- in Environment
Wildlife officials in India are investigating the death of a pregnant elephant after it ate a pineapple containing firecrackers.
The incident in Kerala caused outrage after a forest official posted about the death on social media.
It’s unclear if it was an accident, who planted the explosives or why. The animal spent days in pain before dying.
Vets tried but failed to save her. India has some 27,000 wild elephants and another 2,500 in captivity.
Environment Minister Prakash Javadekar said the government had taken a “serious note of the killing”. Kerala’s chief minister says the investigation is focused on “three suspects”, reports BBC Hindi’s Imran Qureshi.
“Two suspects are being interrogated right now. We have not yet made any formal arrests,” an official told the BBC.
Earlier the state forestry department had said there was no “conclusive evidence” to link the death to firecrackers, but most experts think the elephant ate what is called a “pig cracker”, intended to scare wild boars away from crops.

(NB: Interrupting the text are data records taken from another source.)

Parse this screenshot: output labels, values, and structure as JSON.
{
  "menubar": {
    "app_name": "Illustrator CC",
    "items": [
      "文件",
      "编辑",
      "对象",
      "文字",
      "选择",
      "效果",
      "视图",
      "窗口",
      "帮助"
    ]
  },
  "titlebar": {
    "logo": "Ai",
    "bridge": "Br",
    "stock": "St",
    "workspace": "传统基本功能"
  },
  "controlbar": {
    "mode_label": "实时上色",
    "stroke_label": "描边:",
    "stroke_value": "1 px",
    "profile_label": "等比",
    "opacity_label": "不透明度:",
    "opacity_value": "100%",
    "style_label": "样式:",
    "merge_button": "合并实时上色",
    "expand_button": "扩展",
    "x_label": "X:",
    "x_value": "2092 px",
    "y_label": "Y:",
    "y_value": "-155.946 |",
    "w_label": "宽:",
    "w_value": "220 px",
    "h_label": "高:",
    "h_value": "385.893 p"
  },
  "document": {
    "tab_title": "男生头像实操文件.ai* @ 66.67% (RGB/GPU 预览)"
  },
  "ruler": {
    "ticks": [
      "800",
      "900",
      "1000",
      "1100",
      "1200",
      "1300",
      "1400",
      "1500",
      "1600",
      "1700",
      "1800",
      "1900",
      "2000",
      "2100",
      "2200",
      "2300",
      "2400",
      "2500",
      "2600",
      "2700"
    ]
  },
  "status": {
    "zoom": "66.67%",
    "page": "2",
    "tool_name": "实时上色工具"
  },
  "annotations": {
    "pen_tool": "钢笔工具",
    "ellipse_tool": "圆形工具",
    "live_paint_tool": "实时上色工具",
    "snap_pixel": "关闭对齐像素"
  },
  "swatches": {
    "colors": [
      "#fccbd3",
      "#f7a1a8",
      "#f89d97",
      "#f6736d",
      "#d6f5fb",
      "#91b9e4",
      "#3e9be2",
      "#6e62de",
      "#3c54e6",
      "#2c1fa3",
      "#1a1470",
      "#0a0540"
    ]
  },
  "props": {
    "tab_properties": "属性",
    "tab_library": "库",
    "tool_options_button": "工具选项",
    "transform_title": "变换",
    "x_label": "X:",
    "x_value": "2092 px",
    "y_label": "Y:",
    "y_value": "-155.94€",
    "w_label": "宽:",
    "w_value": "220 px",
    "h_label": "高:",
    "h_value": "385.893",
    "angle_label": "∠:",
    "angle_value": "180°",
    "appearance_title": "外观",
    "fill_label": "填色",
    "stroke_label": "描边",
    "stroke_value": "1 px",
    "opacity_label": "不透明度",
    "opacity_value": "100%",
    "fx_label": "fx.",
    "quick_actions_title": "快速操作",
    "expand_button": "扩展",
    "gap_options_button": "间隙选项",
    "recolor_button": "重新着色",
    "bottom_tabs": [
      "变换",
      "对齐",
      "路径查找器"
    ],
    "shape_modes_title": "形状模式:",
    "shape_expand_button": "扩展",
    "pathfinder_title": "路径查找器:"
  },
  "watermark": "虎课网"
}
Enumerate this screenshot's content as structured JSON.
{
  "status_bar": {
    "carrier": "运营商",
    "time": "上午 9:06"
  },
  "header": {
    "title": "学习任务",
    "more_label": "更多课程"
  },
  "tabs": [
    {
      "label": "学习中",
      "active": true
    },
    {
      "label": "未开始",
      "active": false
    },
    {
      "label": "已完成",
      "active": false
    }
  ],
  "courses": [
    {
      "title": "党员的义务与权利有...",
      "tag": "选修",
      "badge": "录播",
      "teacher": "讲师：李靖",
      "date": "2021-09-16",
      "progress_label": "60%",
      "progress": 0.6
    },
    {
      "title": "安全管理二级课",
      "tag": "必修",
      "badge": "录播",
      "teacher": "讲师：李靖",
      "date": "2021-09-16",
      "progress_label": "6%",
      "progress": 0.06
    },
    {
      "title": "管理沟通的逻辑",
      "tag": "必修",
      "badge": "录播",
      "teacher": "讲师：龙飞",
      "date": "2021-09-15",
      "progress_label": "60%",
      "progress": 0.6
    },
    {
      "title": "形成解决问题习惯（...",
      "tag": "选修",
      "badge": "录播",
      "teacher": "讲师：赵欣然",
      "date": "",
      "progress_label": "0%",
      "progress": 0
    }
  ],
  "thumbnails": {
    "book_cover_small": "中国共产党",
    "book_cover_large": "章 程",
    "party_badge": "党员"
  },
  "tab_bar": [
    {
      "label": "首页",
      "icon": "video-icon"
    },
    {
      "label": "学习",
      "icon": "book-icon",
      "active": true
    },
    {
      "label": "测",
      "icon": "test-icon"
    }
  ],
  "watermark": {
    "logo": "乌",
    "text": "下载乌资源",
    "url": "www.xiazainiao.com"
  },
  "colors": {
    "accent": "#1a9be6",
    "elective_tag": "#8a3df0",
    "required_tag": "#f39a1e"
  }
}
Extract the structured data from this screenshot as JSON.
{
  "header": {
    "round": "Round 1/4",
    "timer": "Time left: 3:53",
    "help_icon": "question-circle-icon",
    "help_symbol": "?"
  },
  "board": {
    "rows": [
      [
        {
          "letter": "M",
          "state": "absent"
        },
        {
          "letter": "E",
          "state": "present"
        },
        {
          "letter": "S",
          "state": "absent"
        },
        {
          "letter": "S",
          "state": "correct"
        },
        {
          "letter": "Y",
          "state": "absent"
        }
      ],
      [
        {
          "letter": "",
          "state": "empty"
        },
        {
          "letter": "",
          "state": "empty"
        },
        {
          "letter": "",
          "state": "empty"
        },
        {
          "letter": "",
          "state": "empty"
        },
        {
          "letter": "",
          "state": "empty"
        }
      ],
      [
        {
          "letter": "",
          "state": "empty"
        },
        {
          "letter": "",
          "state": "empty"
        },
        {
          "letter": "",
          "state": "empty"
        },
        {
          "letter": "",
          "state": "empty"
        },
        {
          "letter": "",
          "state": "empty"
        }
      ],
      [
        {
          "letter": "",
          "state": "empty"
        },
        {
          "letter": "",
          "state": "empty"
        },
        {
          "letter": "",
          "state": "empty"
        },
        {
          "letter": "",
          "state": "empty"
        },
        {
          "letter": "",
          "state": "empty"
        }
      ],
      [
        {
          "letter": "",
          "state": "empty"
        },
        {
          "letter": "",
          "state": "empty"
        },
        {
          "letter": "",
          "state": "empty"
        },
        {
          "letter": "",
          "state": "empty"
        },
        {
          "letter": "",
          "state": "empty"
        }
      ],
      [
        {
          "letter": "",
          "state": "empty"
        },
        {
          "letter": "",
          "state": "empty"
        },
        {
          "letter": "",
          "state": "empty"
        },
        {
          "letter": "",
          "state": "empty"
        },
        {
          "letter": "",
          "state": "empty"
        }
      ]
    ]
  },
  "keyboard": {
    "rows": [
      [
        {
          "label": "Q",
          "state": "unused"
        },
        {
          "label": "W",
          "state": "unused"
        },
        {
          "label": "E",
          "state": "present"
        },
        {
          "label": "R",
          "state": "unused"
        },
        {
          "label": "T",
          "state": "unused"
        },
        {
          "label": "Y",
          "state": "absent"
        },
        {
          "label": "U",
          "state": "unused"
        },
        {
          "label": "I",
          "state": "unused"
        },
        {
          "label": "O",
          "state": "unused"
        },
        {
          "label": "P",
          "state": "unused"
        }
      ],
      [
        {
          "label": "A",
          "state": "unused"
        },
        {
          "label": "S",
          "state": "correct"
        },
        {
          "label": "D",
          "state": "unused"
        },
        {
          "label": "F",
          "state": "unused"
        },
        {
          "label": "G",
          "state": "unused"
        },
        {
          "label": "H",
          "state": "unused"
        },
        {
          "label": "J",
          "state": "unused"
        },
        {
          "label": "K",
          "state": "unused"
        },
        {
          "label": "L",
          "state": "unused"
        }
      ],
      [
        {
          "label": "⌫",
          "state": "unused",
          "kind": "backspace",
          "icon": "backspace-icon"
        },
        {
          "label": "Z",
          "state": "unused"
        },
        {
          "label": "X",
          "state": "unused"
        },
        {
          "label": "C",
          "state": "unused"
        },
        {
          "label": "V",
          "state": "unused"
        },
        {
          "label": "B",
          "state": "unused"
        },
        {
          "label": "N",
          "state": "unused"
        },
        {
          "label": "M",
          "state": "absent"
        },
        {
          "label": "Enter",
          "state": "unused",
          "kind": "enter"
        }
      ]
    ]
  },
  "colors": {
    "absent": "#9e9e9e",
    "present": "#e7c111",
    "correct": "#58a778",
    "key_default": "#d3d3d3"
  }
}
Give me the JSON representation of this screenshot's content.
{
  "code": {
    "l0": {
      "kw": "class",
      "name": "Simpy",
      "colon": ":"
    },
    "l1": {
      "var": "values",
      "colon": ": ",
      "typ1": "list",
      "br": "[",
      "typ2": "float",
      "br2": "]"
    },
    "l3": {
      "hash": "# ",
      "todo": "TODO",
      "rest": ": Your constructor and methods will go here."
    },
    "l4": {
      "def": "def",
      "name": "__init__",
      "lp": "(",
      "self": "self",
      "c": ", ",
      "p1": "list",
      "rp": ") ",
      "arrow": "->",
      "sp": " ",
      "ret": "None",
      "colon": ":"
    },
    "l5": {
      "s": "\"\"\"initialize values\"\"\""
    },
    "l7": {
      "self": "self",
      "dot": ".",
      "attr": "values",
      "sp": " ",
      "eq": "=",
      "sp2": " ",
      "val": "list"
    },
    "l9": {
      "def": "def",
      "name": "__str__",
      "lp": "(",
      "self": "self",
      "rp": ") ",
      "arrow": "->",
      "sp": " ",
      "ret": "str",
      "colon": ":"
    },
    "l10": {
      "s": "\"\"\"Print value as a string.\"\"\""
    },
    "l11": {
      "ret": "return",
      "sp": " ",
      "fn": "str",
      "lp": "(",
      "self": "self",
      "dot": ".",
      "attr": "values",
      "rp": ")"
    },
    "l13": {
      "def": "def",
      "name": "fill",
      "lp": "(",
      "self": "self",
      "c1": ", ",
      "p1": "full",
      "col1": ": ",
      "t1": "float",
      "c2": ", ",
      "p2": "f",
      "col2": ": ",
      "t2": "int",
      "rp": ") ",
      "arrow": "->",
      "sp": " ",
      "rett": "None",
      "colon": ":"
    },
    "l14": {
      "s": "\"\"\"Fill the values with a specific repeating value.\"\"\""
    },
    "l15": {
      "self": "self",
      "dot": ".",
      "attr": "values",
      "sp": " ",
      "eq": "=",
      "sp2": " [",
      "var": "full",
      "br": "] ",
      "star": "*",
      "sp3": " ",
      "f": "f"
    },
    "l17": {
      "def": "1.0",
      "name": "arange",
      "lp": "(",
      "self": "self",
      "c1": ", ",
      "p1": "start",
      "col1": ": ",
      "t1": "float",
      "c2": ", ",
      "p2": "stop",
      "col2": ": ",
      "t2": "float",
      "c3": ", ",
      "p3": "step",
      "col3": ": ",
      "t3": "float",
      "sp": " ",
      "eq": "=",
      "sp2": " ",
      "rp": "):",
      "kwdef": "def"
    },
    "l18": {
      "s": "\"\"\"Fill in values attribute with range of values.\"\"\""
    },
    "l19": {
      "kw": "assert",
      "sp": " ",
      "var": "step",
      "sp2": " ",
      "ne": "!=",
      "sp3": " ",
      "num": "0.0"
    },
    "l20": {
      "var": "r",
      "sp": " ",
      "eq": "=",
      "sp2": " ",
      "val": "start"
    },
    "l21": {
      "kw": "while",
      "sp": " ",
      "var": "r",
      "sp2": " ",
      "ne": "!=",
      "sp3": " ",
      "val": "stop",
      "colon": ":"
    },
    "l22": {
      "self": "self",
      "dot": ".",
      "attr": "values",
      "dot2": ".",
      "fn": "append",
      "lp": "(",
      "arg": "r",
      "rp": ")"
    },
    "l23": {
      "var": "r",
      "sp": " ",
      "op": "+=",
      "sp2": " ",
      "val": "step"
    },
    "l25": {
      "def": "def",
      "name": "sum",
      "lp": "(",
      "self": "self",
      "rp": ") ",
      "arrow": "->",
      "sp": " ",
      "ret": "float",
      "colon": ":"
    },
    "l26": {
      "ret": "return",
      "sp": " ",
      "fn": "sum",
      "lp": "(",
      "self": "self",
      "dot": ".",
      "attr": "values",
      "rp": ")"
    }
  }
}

The incident has sparked outrage on social media. Ratan Tata, chairman of Tata Sons and one of India’s leading businessmen, said “justice needs to prevail”.
Indian cricket captain Virat Kohli described the killing as a “cowardly act”.
The 15-year-old elephant, who was two months pregnant, apparently strayed into a village near the Silent Valley National Park in Palakkad district last week and ate the pineapple.
In a Facebook post, forest official Mohan Krishnan said the firecrackers exploded in the animal’s mouth and the elephant walked for days in pain before dying on 27 May, standing in a river.
He wrote that the animal “didn’t harm a single human being even when she ran in searing pain in the streets of the village”.
“When I saw her, she was standing in the river without making any noise. She was possibly getting some relief from immersing her trunk and mouth into the water,” Mr Krishnan told the BBC.
A senior local forest official said the elephant stood in water for four days even as wildlife workers and vets tried to save her.
“We tried our best to save the lives of both the mother and the child, but we failed,” KK Sunil Kumar told the BBC.
However, it is not clear whether the elephant was fed the firecracker-spiked fruit or accidentally ate it.
Farmers often scatter such fruits in the area to keep animals – mainly wild boar and pigs – away from damaging their crops, officials say.
Reports say that elephants are at risk when they stray into human settlements to look for food.
“People are getting into conflicts and they resort to different mitigation methods – they put up electric fences, build trenches or become more brutal and use a crude bomb [to keep the animals away],” OP Nammeer, a professor of wildlife at Kerala Agriculture University, told the Mint newspaper.